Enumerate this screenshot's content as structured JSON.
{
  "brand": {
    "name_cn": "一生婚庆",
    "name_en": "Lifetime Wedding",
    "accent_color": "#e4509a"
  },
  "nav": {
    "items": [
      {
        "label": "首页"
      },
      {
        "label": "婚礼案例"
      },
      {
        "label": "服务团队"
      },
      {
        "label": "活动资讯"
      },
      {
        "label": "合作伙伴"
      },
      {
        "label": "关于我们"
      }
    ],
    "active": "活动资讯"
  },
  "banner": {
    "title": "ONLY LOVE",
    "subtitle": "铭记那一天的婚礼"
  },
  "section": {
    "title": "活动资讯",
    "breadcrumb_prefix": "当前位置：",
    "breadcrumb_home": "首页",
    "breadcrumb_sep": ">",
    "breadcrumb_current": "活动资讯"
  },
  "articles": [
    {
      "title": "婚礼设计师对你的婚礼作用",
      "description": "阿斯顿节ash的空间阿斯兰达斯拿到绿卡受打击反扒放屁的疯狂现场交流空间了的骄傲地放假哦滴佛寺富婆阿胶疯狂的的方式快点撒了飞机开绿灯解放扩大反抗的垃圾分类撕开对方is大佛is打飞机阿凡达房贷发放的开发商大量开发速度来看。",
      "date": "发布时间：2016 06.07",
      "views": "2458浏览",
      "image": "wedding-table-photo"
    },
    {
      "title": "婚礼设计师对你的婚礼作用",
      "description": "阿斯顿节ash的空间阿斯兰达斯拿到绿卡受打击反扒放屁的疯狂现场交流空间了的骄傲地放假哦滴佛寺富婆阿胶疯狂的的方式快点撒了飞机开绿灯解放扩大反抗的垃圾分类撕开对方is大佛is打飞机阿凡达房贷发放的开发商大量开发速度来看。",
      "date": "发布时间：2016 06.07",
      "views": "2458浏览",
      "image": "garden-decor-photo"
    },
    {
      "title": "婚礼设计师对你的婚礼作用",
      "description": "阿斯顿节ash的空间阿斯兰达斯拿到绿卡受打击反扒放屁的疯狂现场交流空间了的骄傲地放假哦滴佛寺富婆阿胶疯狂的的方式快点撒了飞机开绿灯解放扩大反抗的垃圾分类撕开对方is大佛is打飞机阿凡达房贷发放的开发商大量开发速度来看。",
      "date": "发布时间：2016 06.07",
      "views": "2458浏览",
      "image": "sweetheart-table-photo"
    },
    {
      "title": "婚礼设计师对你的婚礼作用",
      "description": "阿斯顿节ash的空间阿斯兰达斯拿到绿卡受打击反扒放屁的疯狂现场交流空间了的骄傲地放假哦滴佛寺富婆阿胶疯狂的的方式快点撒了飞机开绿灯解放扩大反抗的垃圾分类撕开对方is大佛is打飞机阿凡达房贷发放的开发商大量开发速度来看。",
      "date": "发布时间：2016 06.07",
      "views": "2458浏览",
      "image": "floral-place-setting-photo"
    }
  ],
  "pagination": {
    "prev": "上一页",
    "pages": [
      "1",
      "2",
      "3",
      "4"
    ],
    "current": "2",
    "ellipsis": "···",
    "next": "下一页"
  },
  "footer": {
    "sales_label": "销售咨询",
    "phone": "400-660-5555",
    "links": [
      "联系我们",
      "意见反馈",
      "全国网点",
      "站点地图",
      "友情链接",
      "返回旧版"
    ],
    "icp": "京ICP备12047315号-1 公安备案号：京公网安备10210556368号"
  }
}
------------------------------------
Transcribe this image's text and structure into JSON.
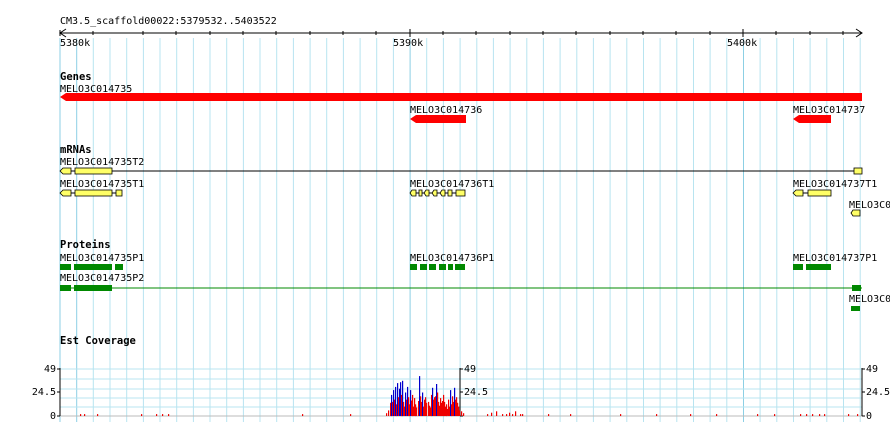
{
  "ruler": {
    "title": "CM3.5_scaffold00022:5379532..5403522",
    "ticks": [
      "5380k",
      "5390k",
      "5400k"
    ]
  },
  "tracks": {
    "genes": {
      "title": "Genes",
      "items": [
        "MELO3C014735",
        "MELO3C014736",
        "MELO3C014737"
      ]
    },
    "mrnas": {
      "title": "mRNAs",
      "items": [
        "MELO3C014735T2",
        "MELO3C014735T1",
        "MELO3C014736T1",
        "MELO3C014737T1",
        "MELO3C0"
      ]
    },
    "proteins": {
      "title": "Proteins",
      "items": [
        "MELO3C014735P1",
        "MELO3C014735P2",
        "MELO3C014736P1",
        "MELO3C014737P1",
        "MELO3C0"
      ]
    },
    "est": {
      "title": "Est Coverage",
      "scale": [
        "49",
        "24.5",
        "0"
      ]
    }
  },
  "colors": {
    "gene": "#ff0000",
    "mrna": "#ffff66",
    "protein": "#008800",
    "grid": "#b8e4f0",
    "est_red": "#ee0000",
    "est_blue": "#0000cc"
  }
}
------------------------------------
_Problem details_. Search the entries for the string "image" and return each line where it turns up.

_Solution to the problem_.
      "image": "wedding-table-photo"
      "image": "garden-decor-photo"
      "image": "sweetheart-table-photo"
      "image": "floral-place-setting-photo"
Transcribe this image's text and structure into JSON.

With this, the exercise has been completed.